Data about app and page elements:
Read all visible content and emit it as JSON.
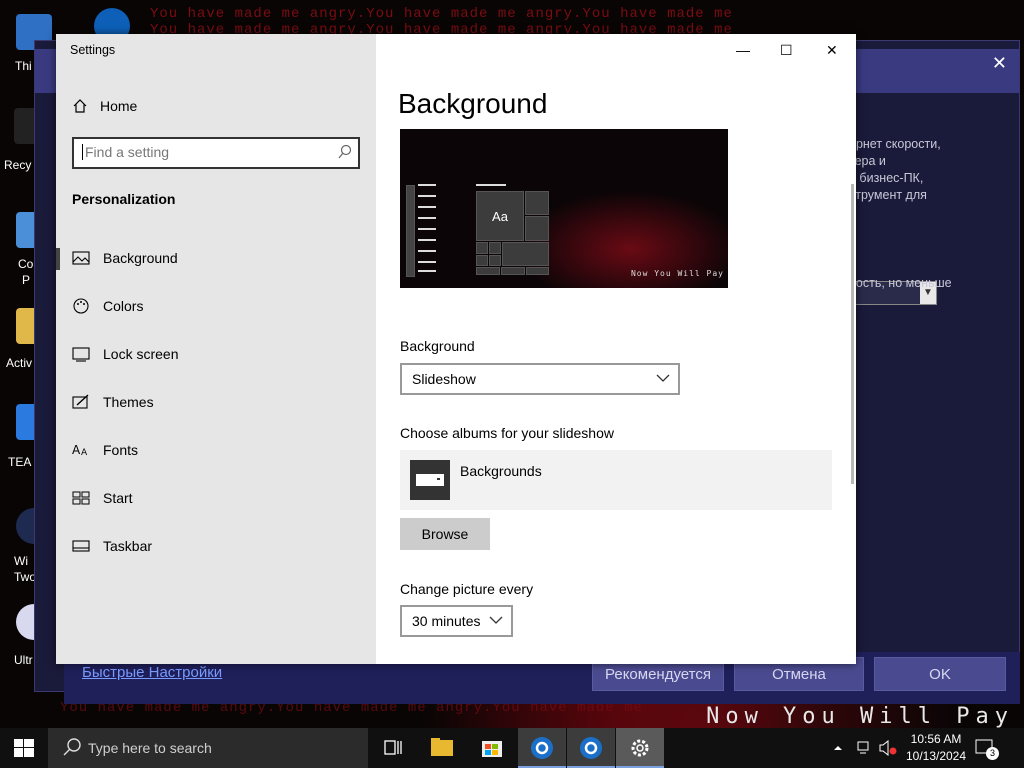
{
  "desktop": {
    "wallpaper_repeat_text": "You have made me angry.You have made me angry.You have made me",
    "wallpaper_caption": "Now You Will Pay",
    "icon_labels": [
      "Thi",
      "Recy",
      "Co",
      "P",
      "Activ",
      "TEA",
      "Wi",
      "Two",
      "Ultr"
    ]
  },
  "background_app": {
    "text_lines": [
      "ернет скорости,",
      "тера и",
      "а бизнес-ПК,",
      "струмент для",
      "ность, но меньше"
    ],
    "link": "Быстрые Настройки",
    "buttons": {
      "recommended": "Рекомендуется",
      "cancel": "Отмена",
      "ok": "OK"
    }
  },
  "settings": {
    "window_title": "Settings",
    "home_label": "Home",
    "search_placeholder": "Find a setting",
    "section_title": "Personalization",
    "nav_items": [
      {
        "label": "Background",
        "icon": "picture-icon",
        "active": true
      },
      {
        "label": "Colors",
        "icon": "palette-icon",
        "active": false
      },
      {
        "label": "Lock screen",
        "icon": "lock-screen-icon",
        "active": false
      },
      {
        "label": "Themes",
        "icon": "themes-icon",
        "active": false
      },
      {
        "label": "Fonts",
        "icon": "fonts-icon",
        "active": false
      },
      {
        "label": "Start",
        "icon": "start-icon",
        "active": false
      },
      {
        "label": "Taskbar",
        "icon": "taskbar-icon",
        "active": false
      }
    ],
    "page_title": "Background",
    "preview_tile_label": "Aa",
    "preview_caption": "Now You Will Pay",
    "background_label": "Background",
    "background_value": "Slideshow",
    "albums_label": "Choose albums for your slideshow",
    "album_name": "Backgrounds",
    "browse_label": "Browse",
    "change_label": "Change picture every",
    "change_value": "30 minutes"
  },
  "taskbar": {
    "search_text": "Type here to search",
    "time": "10:56 AM",
    "date": "10/13/2024",
    "notification_count": "3"
  },
  "colors": {
    "accent_active": "#3c3c3c",
    "bg_app_purple": "#3a3a80",
    "wallpaper_red": "#7a0c12"
  }
}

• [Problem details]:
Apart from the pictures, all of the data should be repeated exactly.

• [Result]:
Read all visible content and emit it as JSON.
{
  "desktop": {
    "wallpaper_repeat_text": "You have made me angry.You have made me angry.You have made me",
    "wallpaper_caption": "Now You Will Pay",
    "icon_labels": [
      "Thi",
      "Recy",
      "Co",
      "P",
      "Activ",
      "TEA",
      "Wi",
      "Two",
      "Ultr"
    ]
  },
  "background_app": {
    "text_lines": [
      "ернет скорости,",
      "тера и",
      "а бизнес-ПК,",
      "струмент для",
      "ность, но меньше"
    ],
    "link": "Быстрые Настройки",
    "buttons": {
      "recommended": "Рекомендуется",
      "cancel": "Отмена",
      "ok": "OK"
    }
  },
  "settings": {
    "window_title": "Settings",
    "home_label": "Home",
    "search_placeholder": "Find a setting",
    "section_title": "Personalization",
    "nav_items": [
      {
        "label": "Background",
        "icon": "picture-icon",
        "active": true
      },
      {
        "label": "Colors",
        "icon": "palette-icon",
        "active": false
      },
      {
        "label": "Lock screen",
        "icon": "lock-screen-icon",
        "active": false
      },
      {
        "label": "Themes",
        "icon": "themes-icon",
        "active": false
      },
      {
        "label": "Fonts",
        "icon": "fonts-icon",
        "active": false
      },
      {
        "label": "Start",
        "icon": "start-icon",
        "active": false
      },
      {
        "label": "Taskbar",
        "icon": "taskbar-icon",
        "active": false
      }
    ],
    "page_title": "Background",
    "preview_tile_label": "Aa",
    "preview_caption": "Now You Will Pay",
    "background_label": "Background",
    "background_value": "Slideshow",
    "albums_label": "Choose albums for your slideshow",
    "album_name": "Backgrounds",
    "browse_label": "Browse",
    "change_label": "Change picture every",
    "change_value": "30 minutes"
  },
  "taskbar": {
    "search_text": "Type here to search",
    "time": "10:56 AM",
    "date": "10/13/2024",
    "notification_count": "3"
  },
  "colors": {
    "accent_active": "#3c3c3c",
    "bg_app_purple": "#3a3a80",
    "wallpaper_red": "#7a0c12"
  }
}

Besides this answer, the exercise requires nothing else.